Each entry below should be printed exactly as given.

[RECORDS — start]

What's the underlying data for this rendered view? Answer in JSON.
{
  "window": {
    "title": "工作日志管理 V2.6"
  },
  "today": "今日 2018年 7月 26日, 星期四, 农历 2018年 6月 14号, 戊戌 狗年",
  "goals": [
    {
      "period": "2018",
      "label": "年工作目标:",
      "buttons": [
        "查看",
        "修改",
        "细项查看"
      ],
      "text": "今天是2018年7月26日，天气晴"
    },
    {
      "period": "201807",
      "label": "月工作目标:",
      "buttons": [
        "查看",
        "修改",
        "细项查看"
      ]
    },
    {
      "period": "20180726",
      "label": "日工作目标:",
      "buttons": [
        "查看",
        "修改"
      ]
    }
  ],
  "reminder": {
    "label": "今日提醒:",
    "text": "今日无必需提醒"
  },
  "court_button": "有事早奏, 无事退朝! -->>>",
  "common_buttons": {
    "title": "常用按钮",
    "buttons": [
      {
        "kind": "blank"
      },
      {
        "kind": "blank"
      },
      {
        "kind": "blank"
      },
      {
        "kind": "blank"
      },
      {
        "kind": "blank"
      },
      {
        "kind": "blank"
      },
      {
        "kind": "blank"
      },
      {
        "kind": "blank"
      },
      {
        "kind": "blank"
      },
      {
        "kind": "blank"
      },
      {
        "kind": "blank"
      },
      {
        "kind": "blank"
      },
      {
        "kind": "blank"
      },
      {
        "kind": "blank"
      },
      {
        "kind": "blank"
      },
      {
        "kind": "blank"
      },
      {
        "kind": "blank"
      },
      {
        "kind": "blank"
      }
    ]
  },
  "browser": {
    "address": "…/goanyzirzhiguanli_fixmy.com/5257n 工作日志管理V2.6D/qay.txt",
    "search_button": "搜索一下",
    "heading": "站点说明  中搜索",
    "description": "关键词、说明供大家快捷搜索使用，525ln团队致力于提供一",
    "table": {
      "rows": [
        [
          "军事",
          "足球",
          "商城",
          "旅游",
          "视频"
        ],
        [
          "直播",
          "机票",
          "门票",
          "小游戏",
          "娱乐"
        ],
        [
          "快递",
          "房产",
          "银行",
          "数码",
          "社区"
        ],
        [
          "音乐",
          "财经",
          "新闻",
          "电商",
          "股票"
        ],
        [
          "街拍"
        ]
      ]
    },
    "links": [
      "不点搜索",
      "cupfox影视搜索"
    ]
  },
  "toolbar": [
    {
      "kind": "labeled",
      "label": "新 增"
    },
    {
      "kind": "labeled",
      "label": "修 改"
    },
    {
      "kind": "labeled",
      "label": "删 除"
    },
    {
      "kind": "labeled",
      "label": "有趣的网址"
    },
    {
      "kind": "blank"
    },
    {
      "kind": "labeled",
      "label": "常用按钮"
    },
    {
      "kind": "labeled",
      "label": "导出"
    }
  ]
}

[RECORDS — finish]

SOLUTION:
What's the underlying data for this rendered view? Answer in JSON.
{
  "window": {
    "title": "工作日志管理 V2.6"
  },
  "today": "今日 2018年 7月 26日, 星期四, 农历 2018年 6月 14号, 戊戌 狗年",
  "goals": [
    {
      "period": "2018",
      "label": "年工作目标:",
      "buttons": [
        "查看",
        "修改",
        "细项查看"
      ],
      "text": "今天是2018年7月26日，天气晴"
    },
    {
      "period": "201807",
      "label": "月工作目标:",
      "buttons": [
        "查看",
        "修改",
        "细项查看"
      ]
    },
    {
      "period": "20180726",
      "label": "日工作目标:",
      "buttons": [
        "查看",
        "修改"
      ]
    }
  ],
  "reminder": {
    "label": "今日提醒:",
    "text": "今日无必需提醒"
  },
  "court_button": "有事早奏, 无事退朝! -->>>",
  "common_buttons": {
    "title": "常用按钮",
    "buttons": [
      {
        "kind": "blank"
      },
      {
        "kind": "blank"
      },
      {
        "kind": "blank"
      },
      {
        "kind": "blank"
      },
      {
        "kind": "blank"
      },
      {
        "kind": "blank"
      },
      {
        "kind": "blank"
      },
      {
        "kind": "blank"
      },
      {
        "kind": "blank"
      },
      {
        "kind": "blank"
      },
      {
        "kind": "blank"
      },
      {
        "kind": "blank"
      },
      {
        "kind": "blank"
      },
      {
        "kind": "blank"
      },
      {
        "kind": "blank"
      },
      {
        "kind": "blank"
      },
      {
        "kind": "blank"
      },
      {
        "kind": "blank"
      }
    ]
  },
  "browser": {
    "address": "…/goanyzirzhiguanli_fixmy.com/5257n 工作日志管理V2.6D/qay.txt",
    "search_button": "搜索一下",
    "heading": "站点说明  中搜索",
    "description": "关键词、说明供大家快捷搜索使用，525ln团队致力于提供一",
    "table": {
      "rows": [
        [
          "军事",
          "足球",
          "商城",
          "旅游",
          "视频"
        ],
        [
          "直播",
          "机票",
          "门票",
          "小游戏",
          "娱乐"
        ],
        [
          "快递",
          "房产",
          "银行",
          "数码",
          "社区"
        ],
        [
          "音乐",
          "财经",
          "新闻",
          "电商",
          "股票"
        ],
        [
          "街拍"
        ]
      ]
    },
    "links": [
      "不点搜索",
      "cupfox影视搜索"
    ]
  },
  "toolbar": [
    {
      "kind": "labeled",
      "label": "新 增"
    },
    {
      "kind": "labeled",
      "label": "修 改"
    },
    {
      "kind": "labeled",
      "label": "删 除"
    },
    {
      "kind": "labeled",
      "label": "有趣的网址"
    },
    {
      "kind": "blank"
    },
    {
      "kind": "labeled",
      "label": "常用按钮"
    },
    {
      "kind": "labeled",
      "label": "导出"
    }
  ]
}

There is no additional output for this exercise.